It's the fucking administrators I can't fucking stand.
Tonight there was an "orientation" for new faculty, which involved some training sessions on how the school handles certain attendance and grade procedures (informative, useful), some stuff from the police department on where to go if there's a tornado or a fire and what to do if there's a gunman loose on campus (informative, useful, mildly frightening), and break-out sessions with our division heads to go over issues specific to our disciplines (informative, useful, mildly entertaining). They even fed us.
But I suspect the food was a lure, much as it is with rodents. And the swinging metal bar that, unmercifully, did not deliver us to the sweet embrace of death was the disjointed and frankly alarming babbling of our dean. This guy has been with the school for maybe five years. He started in Financial Aid. He's never set foot in a classroom. And he's trying to get us all to buy iPads.
I didn't catch all the details, even though he mentioned the program six (!!) times through the course of the meeting.
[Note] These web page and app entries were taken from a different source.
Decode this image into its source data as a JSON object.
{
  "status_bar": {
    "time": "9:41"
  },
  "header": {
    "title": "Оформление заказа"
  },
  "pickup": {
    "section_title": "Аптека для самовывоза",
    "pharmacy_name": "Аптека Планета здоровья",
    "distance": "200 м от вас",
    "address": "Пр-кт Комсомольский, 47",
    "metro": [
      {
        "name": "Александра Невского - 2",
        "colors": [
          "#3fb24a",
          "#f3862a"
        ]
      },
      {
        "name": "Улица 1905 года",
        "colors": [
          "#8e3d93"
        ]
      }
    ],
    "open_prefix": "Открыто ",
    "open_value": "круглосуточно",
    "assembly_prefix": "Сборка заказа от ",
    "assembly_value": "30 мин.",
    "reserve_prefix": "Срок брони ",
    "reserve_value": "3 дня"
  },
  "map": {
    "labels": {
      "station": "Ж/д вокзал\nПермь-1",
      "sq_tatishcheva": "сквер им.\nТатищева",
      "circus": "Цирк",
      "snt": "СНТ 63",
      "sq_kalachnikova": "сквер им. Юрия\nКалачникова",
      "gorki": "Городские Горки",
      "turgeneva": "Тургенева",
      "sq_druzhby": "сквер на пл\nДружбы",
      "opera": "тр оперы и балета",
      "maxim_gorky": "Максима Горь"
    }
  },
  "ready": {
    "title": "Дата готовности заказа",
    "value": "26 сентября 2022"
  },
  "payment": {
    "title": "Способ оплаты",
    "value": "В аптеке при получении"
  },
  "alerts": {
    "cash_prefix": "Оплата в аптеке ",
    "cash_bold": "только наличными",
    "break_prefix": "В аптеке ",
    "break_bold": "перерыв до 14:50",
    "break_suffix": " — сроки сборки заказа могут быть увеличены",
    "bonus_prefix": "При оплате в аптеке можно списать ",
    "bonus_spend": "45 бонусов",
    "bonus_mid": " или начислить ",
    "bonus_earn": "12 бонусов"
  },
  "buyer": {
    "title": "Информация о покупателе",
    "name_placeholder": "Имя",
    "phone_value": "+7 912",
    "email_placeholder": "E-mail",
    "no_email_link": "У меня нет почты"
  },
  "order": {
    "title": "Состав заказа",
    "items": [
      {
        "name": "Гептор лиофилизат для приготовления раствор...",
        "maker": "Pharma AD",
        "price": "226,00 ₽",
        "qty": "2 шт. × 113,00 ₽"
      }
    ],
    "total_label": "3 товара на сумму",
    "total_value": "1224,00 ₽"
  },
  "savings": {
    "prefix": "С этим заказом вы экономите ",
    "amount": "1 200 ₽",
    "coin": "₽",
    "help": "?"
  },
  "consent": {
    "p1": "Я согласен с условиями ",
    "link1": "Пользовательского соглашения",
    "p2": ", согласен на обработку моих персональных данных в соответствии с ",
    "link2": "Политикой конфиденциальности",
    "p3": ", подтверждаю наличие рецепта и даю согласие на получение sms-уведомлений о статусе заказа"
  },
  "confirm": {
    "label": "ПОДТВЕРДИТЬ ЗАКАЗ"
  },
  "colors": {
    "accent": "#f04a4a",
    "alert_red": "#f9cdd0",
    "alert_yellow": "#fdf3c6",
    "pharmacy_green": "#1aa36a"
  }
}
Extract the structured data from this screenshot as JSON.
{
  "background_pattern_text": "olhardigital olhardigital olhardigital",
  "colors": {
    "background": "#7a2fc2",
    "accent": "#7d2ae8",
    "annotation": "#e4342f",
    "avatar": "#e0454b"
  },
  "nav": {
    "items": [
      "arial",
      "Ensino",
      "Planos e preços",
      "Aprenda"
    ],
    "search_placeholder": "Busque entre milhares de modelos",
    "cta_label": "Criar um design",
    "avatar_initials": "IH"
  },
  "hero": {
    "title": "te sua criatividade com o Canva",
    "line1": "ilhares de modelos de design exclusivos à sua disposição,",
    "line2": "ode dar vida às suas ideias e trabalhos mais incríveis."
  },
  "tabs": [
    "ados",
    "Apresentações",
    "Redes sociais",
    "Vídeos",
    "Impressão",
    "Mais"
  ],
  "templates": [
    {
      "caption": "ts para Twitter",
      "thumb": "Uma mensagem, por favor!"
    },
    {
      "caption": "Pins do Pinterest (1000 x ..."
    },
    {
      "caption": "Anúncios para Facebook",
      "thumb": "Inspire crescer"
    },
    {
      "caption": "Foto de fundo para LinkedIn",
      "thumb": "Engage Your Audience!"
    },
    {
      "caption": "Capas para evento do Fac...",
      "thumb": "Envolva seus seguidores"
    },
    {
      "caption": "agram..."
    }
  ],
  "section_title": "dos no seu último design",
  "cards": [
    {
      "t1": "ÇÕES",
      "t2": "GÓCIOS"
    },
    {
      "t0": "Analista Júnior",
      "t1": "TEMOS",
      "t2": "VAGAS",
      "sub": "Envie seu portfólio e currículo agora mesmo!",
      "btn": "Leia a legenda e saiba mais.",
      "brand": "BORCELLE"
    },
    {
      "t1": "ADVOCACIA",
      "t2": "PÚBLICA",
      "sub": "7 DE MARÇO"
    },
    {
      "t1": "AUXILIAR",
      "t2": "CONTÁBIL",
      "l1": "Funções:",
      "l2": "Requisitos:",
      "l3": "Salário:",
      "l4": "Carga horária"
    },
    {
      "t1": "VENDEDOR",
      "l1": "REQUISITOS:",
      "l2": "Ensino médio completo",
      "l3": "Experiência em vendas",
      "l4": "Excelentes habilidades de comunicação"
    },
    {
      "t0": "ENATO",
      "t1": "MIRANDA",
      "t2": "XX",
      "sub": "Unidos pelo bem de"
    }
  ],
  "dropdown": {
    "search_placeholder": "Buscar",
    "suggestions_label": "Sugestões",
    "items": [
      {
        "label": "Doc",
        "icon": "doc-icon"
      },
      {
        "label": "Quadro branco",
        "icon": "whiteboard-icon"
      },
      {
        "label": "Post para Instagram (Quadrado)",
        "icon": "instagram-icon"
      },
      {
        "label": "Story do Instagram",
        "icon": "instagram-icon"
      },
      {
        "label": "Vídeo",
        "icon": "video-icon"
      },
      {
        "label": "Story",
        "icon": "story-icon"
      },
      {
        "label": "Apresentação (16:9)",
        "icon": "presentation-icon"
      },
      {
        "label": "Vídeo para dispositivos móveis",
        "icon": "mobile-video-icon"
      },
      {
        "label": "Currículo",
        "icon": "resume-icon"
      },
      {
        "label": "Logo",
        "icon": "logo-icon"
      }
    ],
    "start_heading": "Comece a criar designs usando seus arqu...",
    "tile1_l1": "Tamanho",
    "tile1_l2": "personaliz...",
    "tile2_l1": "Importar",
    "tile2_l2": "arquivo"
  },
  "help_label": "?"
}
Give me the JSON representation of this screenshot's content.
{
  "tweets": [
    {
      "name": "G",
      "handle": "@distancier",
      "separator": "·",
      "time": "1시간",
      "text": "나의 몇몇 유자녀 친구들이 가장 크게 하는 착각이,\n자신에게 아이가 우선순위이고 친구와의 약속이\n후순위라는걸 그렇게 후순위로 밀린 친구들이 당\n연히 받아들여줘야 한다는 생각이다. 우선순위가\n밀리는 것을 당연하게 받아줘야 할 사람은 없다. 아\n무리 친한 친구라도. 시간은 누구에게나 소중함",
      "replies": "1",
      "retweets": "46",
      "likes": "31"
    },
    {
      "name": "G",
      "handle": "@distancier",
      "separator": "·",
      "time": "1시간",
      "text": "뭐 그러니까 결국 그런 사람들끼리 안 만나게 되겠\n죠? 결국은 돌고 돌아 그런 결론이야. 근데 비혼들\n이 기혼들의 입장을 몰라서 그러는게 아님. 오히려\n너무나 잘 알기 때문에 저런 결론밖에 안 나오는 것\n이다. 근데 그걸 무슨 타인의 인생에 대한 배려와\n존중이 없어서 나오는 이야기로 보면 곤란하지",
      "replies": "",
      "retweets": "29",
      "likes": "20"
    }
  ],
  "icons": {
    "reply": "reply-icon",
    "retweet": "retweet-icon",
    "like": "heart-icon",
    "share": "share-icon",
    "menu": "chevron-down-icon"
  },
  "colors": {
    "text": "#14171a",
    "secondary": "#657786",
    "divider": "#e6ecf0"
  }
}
Apparently all faculty can get an iPad through the school. Which was recently given a Technology Partner award by Apple. I wonder if he has a quota to meet?
Of course, the iPad obsession was just a part of a more sweeping vision of the "mobilized classroom," as he called it. Half an hour, I swear to god, was spent demonstrating various apps he just thought were neat, and repeatedly emphasizing how "today's students" are "tech savvy" and "plugged in." He had no substantive suggestions for how we might use any of this whiz-bang tech to actually teach anyone anything, but I'm pretty sure he never saw that as a problem. He was just fascinated by the shininess of it all, as if the fact that it was new and nifty automatically made it useful to us as teachers, somehow.
I'm slamming this one guy particularly, but the other admins were no better. Every single one rattled on about "embracing technology" and "interfacing with students in an idiom they're familiar with." Content-free buzzwords were thrown around. Week-long "educational technology training" sessions were advertised. iPads were offered, naturally.
Now, I'm sure there are fields where this stuff could be useful. But, seriously, some of you may have figured out what my field is when I use the pathetically-weak pseudonym of "hamsterosophy" to refer to it, and talk about having discussed ethical issues or material implication. You know how I interface with my students? I assign readings, and we talk about them. Jumping Socrates, people. Will showing these kids a picture of the bust of Plato suddenly give them understanding of the Euthyphro? Will zapping the problems directly to the students' mobile devices rather than just writing them on the board help them with predicate logic? Will playing a YouTube video of Monty Python's "Philosophers' Football" give them a better grasp on German idealism? Even if not, the last one is still worth watching, but you get my point.
I don't want to sound like an old fart, but I am deeply suspicious of using technology just for the sake of using technology so I can... I don't know, look "technological." Maybe it has uses for content delivery. Fine. But the point is to teach them how to interact with the content - how to think about it. Not how to blog it or tweet it or do some other godawful 21st century thing to it. That's just abstract busy-ness. It's not learning.